What Is Personality?
To design personality, we must first understand it. Psychology offers numerous models of personality that center around free will, biology, genetics, and even the unconscious mind. For the purpose of designing products, we can consider personality as a combination of thoughts, feelings, and behaviors.
We can simplify this idea as follows:
What you say or think + What you do = Personality
And from a UX designer’s perspective:
User Interface + Functionality = Product Personality
Until computers develop an unconscious mind or the desire to take over the world, this simplification will suffice.
There are two parts to this equation. Conveying personality is not just matter of adding a witty line of copy or a logo with a smiley face without any behavior to back it up. Nor is it a robotic handshake without any warmth or intention. We create personality when a product says or does something in a way that lets users attribute human qualities to it. So, not only do you need both parts of the equation, you generally need to design them with the intention of developing a personality.
Personality Design Thinking
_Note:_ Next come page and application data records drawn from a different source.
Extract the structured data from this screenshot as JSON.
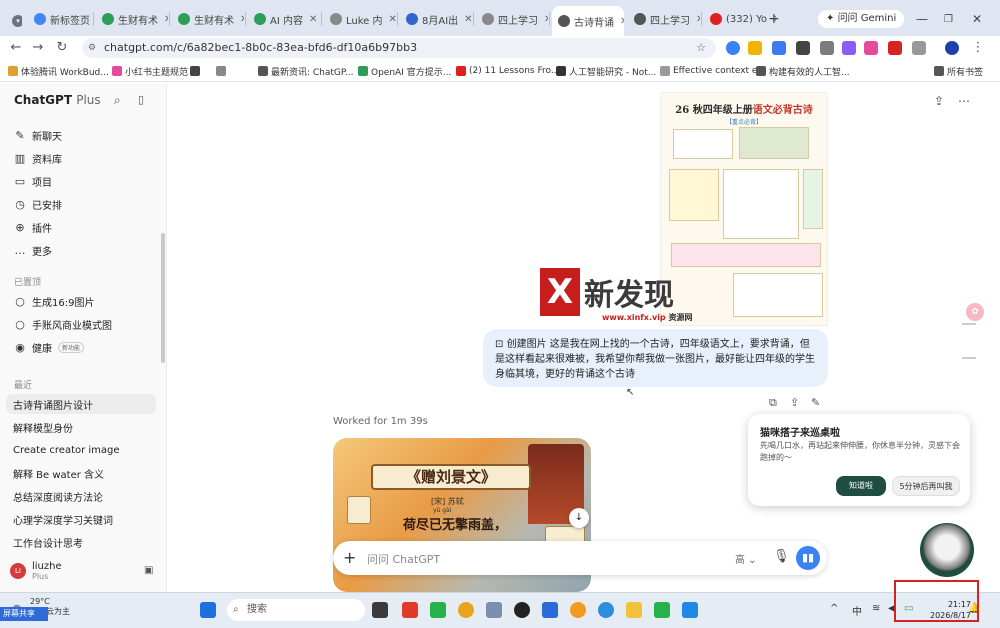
{
  "tabs": [
    {
      "label": "新标签页",
      "color": "#4285f4"
    },
    {
      "label": "生财有术",
      "color": "#2e9d5a"
    },
    {
      "label": "生财有术",
      "color": "#2e9d5a"
    },
    {
      "label": "AI 内容",
      "color": "#2e9d5a"
    },
    {
      "label": "Luke 内",
      "color": "#888888"
    },
    {
      "label": "8月AI出",
      "color": "#3366cc"
    },
    {
      "label": "四上学习",
      "color": "#888888"
    },
    {
      "label": "古诗背诵",
      "color": "#555555",
      "active": true
    },
    {
      "label": "四上学习",
      "color": "#555555"
    },
    {
      "label": "(332) Yo",
      "color": "#e02020"
    }
  ],
  "gemini_label": "问问 Gemini",
  "url": "chatgpt.com/c/6a82bec1-8b0c-83ea-bfd6-df10a6b97bb3",
  "bookmarks": [
    "体验腾讯 WorkBud...",
    "小红书主题规范",
    "",
    "",
    "最新资讯: ChatGP...",
    "OpenAI 官方提示...",
    "(2) 11 Lessons Fro...",
    "人工智能研究 - Not...",
    "Effective context e...",
    "构建有效的人工智...",
    "所有书签"
  ],
  "sidebar": {
    "app_title": "ChatGPT",
    "plan": "Plus",
    "primary": [
      {
        "icon": "✎",
        "label": "新聊天"
      },
      {
        "icon": "▥",
        "label": "资料库"
      },
      {
        "icon": "▭",
        "label": "项目"
      },
      {
        "icon": "◷",
        "label": "已安排"
      },
      {
        "icon": "⊕",
        "label": "插件"
      },
      {
        "icon": "…",
        "label": "更多"
      }
    ],
    "pinned_heading": "已置顶",
    "pinned": [
      {
        "label": "生成16:9图片",
        "badge": ""
      },
      {
        "label": "手账风商业模式图",
        "badge": ""
      },
      {
        "label": "健康",
        "badge": "新功能"
      }
    ],
    "recent_heading": "最近",
    "recent": [
      "古诗背诵图片设计",
      "解释模型身份",
      "Create creator image",
      "解释 Be water 含义",
      "总结深度阅读方法论",
      "心理学深度学习关键词",
      "工作台设计思考"
    ],
    "user_name": "liuzhe",
    "user_initials": "LI",
    "user_plan": "Plus"
  },
  "poster": {
    "title_prefix": "26 秋四年级上册",
    "title_highlight": "语文必背古诗",
    "subtitle": "【重点必背】"
  },
  "watermark": {
    "x": "X",
    "text": "新发现",
    "url": "www.xinfx.vip",
    "tag": "资源网"
  },
  "user_message": "创建图片  这是我在网上找的一个古诗，四年级语文上，要求背诵，但是这样看起来很难被，我希望你帮我做一张图片，最好能让四年级的学生身临其境，更好的背诵这个古诗",
  "worked_for": "Worked for 1m 39s",
  "generated": {
    "title": "《赠刘景文》",
    "author": "[宋] 苏轼",
    "line1": "荷尽已无擎雨盖，",
    "pinyin": "yǔ   gài"
  },
  "composer": {
    "placeholder": "问问 ChatGPT",
    "mode": "高"
  },
  "popup": {
    "title": "猫咪搭子来巡桌啦",
    "body": "先喝几口水，再站起来伸伸腰，你休息半分钟，灵感下会跑掉的～",
    "primary": "知道啦",
    "secondary": "5分钟后再叫我"
  },
  "taskbar": {
    "temp": "29°C",
    "weather": "以多云为主",
    "search": "搜索",
    "ime": "中",
    "time": "21:17",
    "date": "2026/8/17",
    "share": "屏幕共享"
  },
  "colors": {
    "accent": "#3b82f6",
    "popup_button": "#1f4d3f",
    "highlight_box": "#d62222"
  }
}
Personality design has been around for a long time. There are some existing methods that designers have employed, and there has been a little research on the topic. Techniques for designing personality range from creating full-blown personality models that are suitable for artificial intelligence to ad-hoc solutions that occur during a typical design process.
Chris Crawford created one of the most complete personality models back in the early days of Atari. He was part of the Atari games research group and published a book titled Chris Crawford on Interactive Storytelling. In the book, he details a personality model that is specific to game design. Designing personality begins by mapping all possibilities of interactions between characters and the story world that they inhabit. The designer describes each character’s personality in detail by generating a set of intrinsic, mood, relationship, and other personality attributes. Once the modeling is complete, the software can programmatically determine the personality of the characters, their context, and their behavior when interacting in the game. As you can imagine, it’s a great model for designing virtual characters in a finite, virtual world. Unfortunately, many of us outside the game design industry might find using this model impractical—either because we do not need something this robust or because the world in which we live is infinitely more complex than a virtual one.
At the other end of the spectrum, personality makes its way into product design in smaller ways. Tiffany Gimbel, a Senior Copywriter at Zappos, infuses personality into what would otherwise be generic, system-generated email confirmations. Tiffany describes her mission: “Our goal is to infuse every triggered and transactional email with equal doses of humor, information, and conversational tone. Ultimately, we want users to feel like they’re more than just customers to us….” Tiffany does not work from a tangible personality model, and she doesn’t need one. All she needs to do is contribute her piece of the Zappos puzzle, so users experiencing multiple touchpoints get a sense of Zappos—not as a faceless corporation, but as a company with people who care.
You can design for personality just as effectively using a full-blown model or a style guide. What matters is that your method fits the product context and users’ social needs. Still, there is much opportunity for UX designers to incorporate personality design into our existing design process.
Personality Design Framework
Personality design is so integral to product design that it is not possible outside the product design process. The best personality design framework is the one that you already use. The personality design framework that I’ll describe here comprises the following steps, which can help you to think through all of the necessary aspects of personality design:
- State the goal.
- Describe the personality.
- Define the personality’s scope.
- Define the product architecture.
- Define the user flows.
- Design the product’s personality.
Please keep these steps in mind. You can adapt them to whatever design process you currently employ.
1. State the goal.
Articulate the product’s reason for being, and envision how it will fit into peoples’ lives. Be clear about the context in which people will use it, and think about the product’s significance to users.
Example—Company X wants to create a tool that helps people to eat healthily. They know that their audience struggles with this, and research has shown that a product that tracks people’s food intake and keeps them accountable would be effective. They know that, for the product to be successful, people should be able to access it anywhere and anytime—for example, at a restaurant at dinnertime.
2. Describe the personality.
There as many personalities as there are people on this planet. Through user research and brainstorming sessions, determine what personality traits would enable your product to reach its goals. Write them down and begin to describe your product as a person. Who does this product need to be? And more importantly, what type of person would not be effective? Defining negative attributes for your product is just as effective as defining positive ones.
Example—The product is a motivating coach that cheers users on when they set goals and achieve them. But the product is also compassionate and wants to be proactive in helping users if they fall short of their goals. Above all, the product never judges users. Nor should it ever make them feel like they’re a disappointment.
If you need help getting started, do a search for personality traits, and review each one with your team. You can put pluses next to attributes you want to include and minuses by attributes that you want to avoid. If you want to take a more nuanced approach, you can score each trait on a scale from 1–5. In the end, you should have a list of traits that you can use to articulate your product’s personality in a few sentences. Table 1 shows a list of positive and negative personality traits that a product might have.
|Positive Traits||Negative Traits|
+ Anticipative (5)
- Calm (3)